# [INSTRUCTIONS TO FOLLOW]
Go through the data that follows and restate each line exactly as it reads.

Dataset entries:
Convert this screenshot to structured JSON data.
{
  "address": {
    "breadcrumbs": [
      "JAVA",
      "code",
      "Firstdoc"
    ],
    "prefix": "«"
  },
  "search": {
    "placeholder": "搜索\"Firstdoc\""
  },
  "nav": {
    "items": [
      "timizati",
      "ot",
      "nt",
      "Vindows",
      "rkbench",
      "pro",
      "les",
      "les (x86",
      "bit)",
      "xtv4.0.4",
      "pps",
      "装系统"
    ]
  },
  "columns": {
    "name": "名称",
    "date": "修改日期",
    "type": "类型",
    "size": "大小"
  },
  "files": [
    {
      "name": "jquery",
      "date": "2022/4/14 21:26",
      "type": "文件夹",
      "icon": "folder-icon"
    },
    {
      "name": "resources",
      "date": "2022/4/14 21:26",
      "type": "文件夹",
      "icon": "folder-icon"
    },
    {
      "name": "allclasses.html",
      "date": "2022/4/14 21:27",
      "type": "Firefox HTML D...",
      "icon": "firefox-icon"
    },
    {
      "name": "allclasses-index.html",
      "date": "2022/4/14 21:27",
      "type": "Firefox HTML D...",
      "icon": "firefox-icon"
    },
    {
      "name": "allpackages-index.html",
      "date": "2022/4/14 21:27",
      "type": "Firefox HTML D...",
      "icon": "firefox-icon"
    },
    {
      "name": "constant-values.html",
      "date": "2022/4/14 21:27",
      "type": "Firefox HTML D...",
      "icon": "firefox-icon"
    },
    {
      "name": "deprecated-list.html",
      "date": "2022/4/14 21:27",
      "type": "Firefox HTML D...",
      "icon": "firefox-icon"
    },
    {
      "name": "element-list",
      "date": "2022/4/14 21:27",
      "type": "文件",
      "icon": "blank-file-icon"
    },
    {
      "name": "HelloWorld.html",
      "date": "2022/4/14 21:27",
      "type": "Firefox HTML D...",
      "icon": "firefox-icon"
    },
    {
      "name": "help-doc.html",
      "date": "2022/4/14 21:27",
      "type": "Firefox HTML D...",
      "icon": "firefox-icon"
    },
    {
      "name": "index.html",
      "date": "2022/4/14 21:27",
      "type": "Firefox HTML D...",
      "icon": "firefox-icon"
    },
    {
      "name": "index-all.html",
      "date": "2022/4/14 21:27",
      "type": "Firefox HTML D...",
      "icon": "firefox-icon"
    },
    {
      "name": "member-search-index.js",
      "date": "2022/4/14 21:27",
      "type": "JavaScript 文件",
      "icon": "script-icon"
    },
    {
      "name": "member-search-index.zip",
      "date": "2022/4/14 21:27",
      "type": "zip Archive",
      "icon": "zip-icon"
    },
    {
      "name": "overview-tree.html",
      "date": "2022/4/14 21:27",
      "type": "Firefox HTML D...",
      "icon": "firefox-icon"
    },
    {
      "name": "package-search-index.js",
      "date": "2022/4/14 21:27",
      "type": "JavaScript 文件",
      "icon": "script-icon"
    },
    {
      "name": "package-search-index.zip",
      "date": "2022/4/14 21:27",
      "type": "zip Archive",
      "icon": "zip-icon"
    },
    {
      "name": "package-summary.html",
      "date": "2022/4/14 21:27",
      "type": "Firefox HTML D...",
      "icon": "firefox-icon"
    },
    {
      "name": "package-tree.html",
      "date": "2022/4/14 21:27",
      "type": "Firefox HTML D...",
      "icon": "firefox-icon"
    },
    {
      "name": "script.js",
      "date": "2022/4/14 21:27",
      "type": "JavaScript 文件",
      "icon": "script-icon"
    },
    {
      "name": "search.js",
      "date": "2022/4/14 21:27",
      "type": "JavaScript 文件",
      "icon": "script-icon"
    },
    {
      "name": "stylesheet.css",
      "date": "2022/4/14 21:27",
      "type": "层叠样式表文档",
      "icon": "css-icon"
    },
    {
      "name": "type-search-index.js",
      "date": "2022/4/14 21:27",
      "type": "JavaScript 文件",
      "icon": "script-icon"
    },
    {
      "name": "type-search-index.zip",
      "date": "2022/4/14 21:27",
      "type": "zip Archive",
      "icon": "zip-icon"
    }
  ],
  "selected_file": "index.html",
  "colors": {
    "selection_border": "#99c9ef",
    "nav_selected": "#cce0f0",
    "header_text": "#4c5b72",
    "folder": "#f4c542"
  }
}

# [YOUR SOLUTION]
Convert this screenshot to structured JSON data.
{
  "address": {
    "breadcrumbs": [
      "JAVA",
      "code",
      "Firstdoc"
    ],
    "prefix": "«"
  },
  "search": {
    "placeholder": "搜索\"Firstdoc\""
  },
  "nav": {
    "items": [
      "timizati",
      "ot",
      "nt",
      "Vindows",
      "rkbench",
      "pro",
      "les",
      "les (x86",
      "bit)",
      "xtv4.0.4",
      "pps",
      "装系统"
    ]
  },
  "columns": {
    "name": "名称",
    "date": "修改日期",
    "type": "类型",
    "size": "大小"
  },
  "files": [
    {
      "name": "jquery",
      "date": "2022/4/14 21:26",
      "type": "文件夹",
      "icon": "folder-icon"
    },
    {
      "name": "resources",
      "date": "2022/4/14 21:26",
      "type": "文件夹",
      "icon": "folder-icon"
    },
    {
      "name": "allclasses.html",
      "date": "2022/4/14 21:27",
      "type": "Firefox HTML D...",
      "icon": "firefox-icon"
    },
    {
      "name": "allclasses-index.html",
      "date": "2022/4/14 21:27",
      "type": "Firefox HTML D...",
      "icon": "firefox-icon"
    },
    {
      "name": "allpackages-index.html",
      "date": "2022/4/14 21:27",
      "type": "Firefox HTML D...",
      "icon": "firefox-icon"
    },
    {
      "name": "constant-values.html",
      "date": "2022/4/14 21:27",
      "type": "Firefox HTML D...",
      "icon": "firefox-icon"
    },
    {
      "name": "deprecated-list.html",
      "date": "2022/4/14 21:27",
      "type": "Firefox HTML D...",
      "icon": "firefox-icon"
    },
    {
      "name": "element-list",
      "date": "2022/4/14 21:27",
      "type": "文件",
      "icon": "blank-file-icon"
    },
    {
      "name": "HelloWorld.html",
      "date": "2022/4/14 21:27",
      "type": "Firefox HTML D...",
      "icon": "firefox-icon"
    },
    {
      "name": "help-doc.html",
      "date": "2022/4/14 21:27",
      "type": "Firefox HTML D...",
      "icon": "firefox-icon"
    },
    {
      "name": "index.html",
      "date": "2022/4/14 21:27",
      "type": "Firefox HTML D...",
      "icon": "firefox-icon"
    },
    {
      "name": "index-all.html",
      "date": "2022/4/14 21:27",
      "type": "Firefox HTML D...",
      "icon": "firefox-icon"
    },
    {
      "name": "member-search-index.js",
      "date": "2022/4/14 21:27",
      "type": "JavaScript 文件",
      "icon": "script-icon"
    },
    {
      "name": "member-search-index.zip",
      "date": "2022/4/14 21:27",
      "type": "zip Archive",
      "icon": "zip-icon"
    },
    {
      "name": "overview-tree.html",
      "date": "2022/4/14 21:27",
      "type": "Firefox HTML D...",
      "icon": "firefox-icon"
    },
    {
      "name": "package-search-index.js",
      "date": "2022/4/14 21:27",
      "type": "JavaScript 文件",
      "icon": "script-icon"
    },
    {
      "name": "package-search-index.zip",
      "date": "2022/4/14 21:27",
      "type": "zip Archive",
      "icon": "zip-icon"
    },
    {
      "name": "package-summary.html",
      "date": "2022/4/14 21:27",
      "type": "Firefox HTML D...",
      "icon": "firefox-icon"
    },
    {
      "name": "package-tree.html",
      "date": "2022/4/14 21:27",
      "type": "Firefox HTML D...",
      "icon": "firefox-icon"
    },
    {
      "name": "script.js",
      "date": "2022/4/14 21:27",
      "type": "JavaScript 文件",
      "icon": "script-icon"
    },
    {
      "name": "search.js",
      "date": "2022/4/14 21:27",
      "type": "JavaScript 文件",
      "icon": "script-icon"
    },
    {
      "name": "stylesheet.css",
      "date": "2022/4/14 21:27",
      "type": "层叠样式表文档",
      "icon": "css-icon"
    },
    {
      "name": "type-search-index.js",
      "date": "2022/4/14 21:27",
      "type": "JavaScript 文件",
      "icon": "script-icon"
    },
    {
      "name": "type-search-index.zip",
      "date": "2022/4/14 21:27",
      "type": "zip Archive",
      "icon": "zip-icon"
    }
  ],
  "selected_file": "index.html",
  "colors": {
    "selection_border": "#99c9ef",
    "nav_selected": "#cce0f0",
    "header_text": "#4c5b72",
    "folder": "#f4c542"
  }
}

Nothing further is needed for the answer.